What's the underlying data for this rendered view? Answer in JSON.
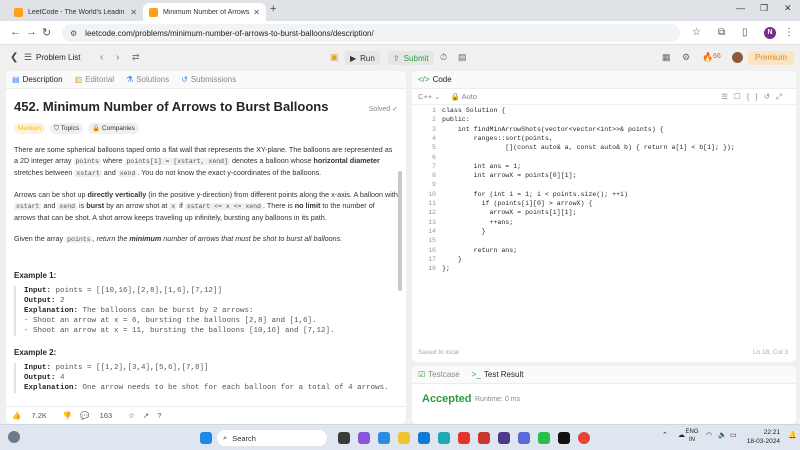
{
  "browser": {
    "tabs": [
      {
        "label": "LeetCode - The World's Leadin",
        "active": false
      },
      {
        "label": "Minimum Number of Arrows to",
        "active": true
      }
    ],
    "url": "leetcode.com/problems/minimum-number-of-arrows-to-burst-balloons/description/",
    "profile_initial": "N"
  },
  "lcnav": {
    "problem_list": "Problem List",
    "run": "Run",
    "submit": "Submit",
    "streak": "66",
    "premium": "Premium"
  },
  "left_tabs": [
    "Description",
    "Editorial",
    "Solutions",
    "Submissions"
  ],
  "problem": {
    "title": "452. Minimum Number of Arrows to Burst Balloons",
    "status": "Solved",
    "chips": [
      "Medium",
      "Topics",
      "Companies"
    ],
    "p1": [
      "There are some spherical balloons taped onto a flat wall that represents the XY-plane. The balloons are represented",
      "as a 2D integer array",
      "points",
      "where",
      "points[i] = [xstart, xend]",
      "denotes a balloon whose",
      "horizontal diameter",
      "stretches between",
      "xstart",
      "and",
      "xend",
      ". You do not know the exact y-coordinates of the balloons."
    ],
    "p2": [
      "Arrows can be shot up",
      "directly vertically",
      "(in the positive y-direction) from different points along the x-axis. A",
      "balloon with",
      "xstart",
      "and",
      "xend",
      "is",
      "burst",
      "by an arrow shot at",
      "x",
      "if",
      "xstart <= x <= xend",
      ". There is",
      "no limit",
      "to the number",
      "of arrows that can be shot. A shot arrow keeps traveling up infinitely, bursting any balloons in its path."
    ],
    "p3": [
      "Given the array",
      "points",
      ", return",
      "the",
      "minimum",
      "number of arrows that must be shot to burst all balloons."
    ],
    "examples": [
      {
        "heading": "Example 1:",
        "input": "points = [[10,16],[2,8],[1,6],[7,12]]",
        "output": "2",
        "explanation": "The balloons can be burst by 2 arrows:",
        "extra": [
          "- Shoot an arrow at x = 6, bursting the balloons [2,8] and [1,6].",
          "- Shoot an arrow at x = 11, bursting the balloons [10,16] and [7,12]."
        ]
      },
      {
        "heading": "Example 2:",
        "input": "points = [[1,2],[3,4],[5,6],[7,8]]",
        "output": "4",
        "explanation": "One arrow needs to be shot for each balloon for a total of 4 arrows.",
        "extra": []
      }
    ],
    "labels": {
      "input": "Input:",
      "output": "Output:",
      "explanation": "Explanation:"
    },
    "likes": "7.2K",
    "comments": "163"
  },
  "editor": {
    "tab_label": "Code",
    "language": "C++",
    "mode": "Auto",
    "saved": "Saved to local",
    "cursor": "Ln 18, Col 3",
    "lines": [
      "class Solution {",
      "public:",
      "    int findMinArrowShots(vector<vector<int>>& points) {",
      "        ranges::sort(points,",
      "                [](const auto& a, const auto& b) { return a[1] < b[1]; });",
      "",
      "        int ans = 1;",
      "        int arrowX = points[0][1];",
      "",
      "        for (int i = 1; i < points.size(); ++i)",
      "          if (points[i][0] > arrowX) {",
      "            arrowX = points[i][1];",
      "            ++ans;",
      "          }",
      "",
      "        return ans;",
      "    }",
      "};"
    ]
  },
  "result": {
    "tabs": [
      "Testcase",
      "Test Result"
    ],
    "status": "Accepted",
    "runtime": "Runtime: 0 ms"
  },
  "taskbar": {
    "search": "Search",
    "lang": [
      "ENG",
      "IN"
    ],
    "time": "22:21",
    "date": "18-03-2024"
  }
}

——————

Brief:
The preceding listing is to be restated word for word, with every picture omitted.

Response below:
What's the underlying data for this rendered view? Answer in JSON.
{
  "browser": {
    "tabs": [
      {
        "label": "LeetCode - The World's Leadin",
        "active": false
      },
      {
        "label": "Minimum Number of Arrows to",
        "active": true
      }
    ],
    "url": "leetcode.com/problems/minimum-number-of-arrows-to-burst-balloons/description/",
    "profile_initial": "N"
  },
  "lcnav": {
    "problem_list": "Problem List",
    "run": "Run",
    "submit": "Submit",
    "streak": "66",
    "premium": "Premium"
  },
  "left_tabs": [
    "Description",
    "Editorial",
    "Solutions",
    "Submissions"
  ],
  "problem": {
    "title": "452. Minimum Number of Arrows to Burst Balloons",
    "status": "Solved",
    "chips": [
      "Medium",
      "Topics",
      "Companies"
    ],
    "p1": [
      "There are some spherical balloons taped onto a flat wall that represents the XY-plane. The balloons are represented",
      "as a 2D integer array",
      "points",
      "where",
      "points[i] = [xstart, xend]",
      "denotes a balloon whose",
      "horizontal diameter",
      "stretches between",
      "xstart",
      "and",
      "xend",
      ". You do not know the exact y-coordinates of the balloons."
    ],
    "p2": [
      "Arrows can be shot up",
      "directly vertically",
      "(in the positive y-direction) from different points along the x-axis. A",
      "balloon with",
      "xstart",
      "and",
      "xend",
      "is",
      "burst",
      "by an arrow shot at",
      "x",
      "if",
      "xstart <= x <= xend",
      ". There is",
      "no limit",
      "to the number",
      "of arrows that can be shot. A shot arrow keeps traveling up infinitely, bursting any balloons in its path."
    ],
    "p3": [
      "Given the array",
      "points",
      ", return",
      "the",
      "minimum",
      "number of arrows that must be shot to burst all balloons."
    ],
    "examples": [
      {
        "heading": "Example 1:",
        "input": "points = [[10,16],[2,8],[1,6],[7,12]]",
        "output": "2",
        "explanation": "The balloons can be burst by 2 arrows:",
        "extra": [
          "- Shoot an arrow at x = 6, bursting the balloons [2,8] and [1,6].",
          "- Shoot an arrow at x = 11, bursting the balloons [10,16] and [7,12]."
        ]
      },
      {
        "heading": "Example 2:",
        "input": "points = [[1,2],[3,4],[5,6],[7,8]]",
        "output": "4",
        "explanation": "One arrow needs to be shot for each balloon for a total of 4 arrows.",
        "extra": []
      }
    ],
    "labels": {
      "input": "Input:",
      "output": "Output:",
      "explanation": "Explanation:"
    },
    "likes": "7.2K",
    "comments": "163"
  },
  "editor": {
    "tab_label": "Code",
    "language": "C++",
    "mode": "Auto",
    "saved": "Saved to local",
    "cursor": "Ln 18, Col 3",
    "lines": [
      "class Solution {",
      "public:",
      "    int findMinArrowShots(vector<vector<int>>& points) {",
      "        ranges::sort(points,",
      "                [](const auto& a, const auto& b) { return a[1] < b[1]; });",
      "",
      "        int ans = 1;",
      "        int arrowX = points[0][1];",
      "",
      "        for (int i = 1; i < points.size(); ++i)",
      "          if (points[i][0] > arrowX) {",
      "            arrowX = points[i][1];",
      "            ++ans;",
      "          }",
      "",
      "        return ans;",
      "    }",
      "};"
    ]
  },
  "result": {
    "tabs": [
      "Testcase",
      "Test Result"
    ],
    "status": "Accepted",
    "runtime": "Runtime: 0 ms"
  },
  "taskbar": {
    "search": "Search",
    "lang": [
      "ENG",
      "IN"
    ],
    "time": "22:21",
    "date": "18-03-2024"
  }
}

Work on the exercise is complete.